__Records supplied__:
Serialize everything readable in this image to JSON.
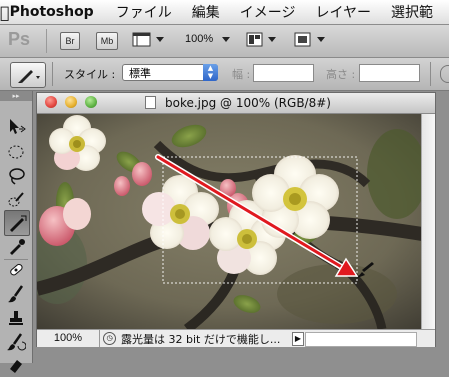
{
  "menubar": {
    "app_name": "Photoshop",
    "items": [
      "ファイル",
      "編集",
      "イメージ",
      "レイヤー",
      "選択範"
    ]
  },
  "appbar": {
    "logo": "Ps",
    "bridge_label": "Br",
    "minibridge_label": "Mb",
    "zoom": "100%"
  },
  "options": {
    "style_label": "スタイル :",
    "style_value": "標準",
    "width_label": "幅 :",
    "height_label": "高さ :"
  },
  "document": {
    "title": "boke.jpg @ 100% (RGB/8#)",
    "zoom": "100%",
    "status_message": "露光量は 32 bit だけで機能し..."
  },
  "colors": {
    "arrow": "#e0191f",
    "close": "#e2463f",
    "minimize": "#e6b02e",
    "zoom": "#5fb344"
  },
  "icons": {
    "apple": "apple-icon",
    "marquee_tool": "rectangular-marquee-icon"
  }
}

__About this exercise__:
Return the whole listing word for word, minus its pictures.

__Final answer__:
Serialize everything readable in this image to JSON.
{
  "menubar": {
    "app_name": "Photoshop",
    "items": [
      "ファイル",
      "編集",
      "イメージ",
      "レイヤー",
      "選択範"
    ]
  },
  "appbar": {
    "logo": "Ps",
    "bridge_label": "Br",
    "minibridge_label": "Mb",
    "zoom": "100%"
  },
  "options": {
    "style_label": "スタイル :",
    "style_value": "標準",
    "width_label": "幅 :",
    "height_label": "高さ :"
  },
  "document": {
    "title": "boke.jpg @ 100% (RGB/8#)",
    "zoom": "100%",
    "status_message": "露光量は 32 bit だけで機能し..."
  },
  "colors": {
    "arrow": "#e0191f",
    "close": "#e2463f",
    "minimize": "#e6b02e",
    "zoom": "#5fb344"
  },
  "icons": {
    "apple": "apple-icon",
    "marquee_tool": "rectangular-marquee-icon"
  }
}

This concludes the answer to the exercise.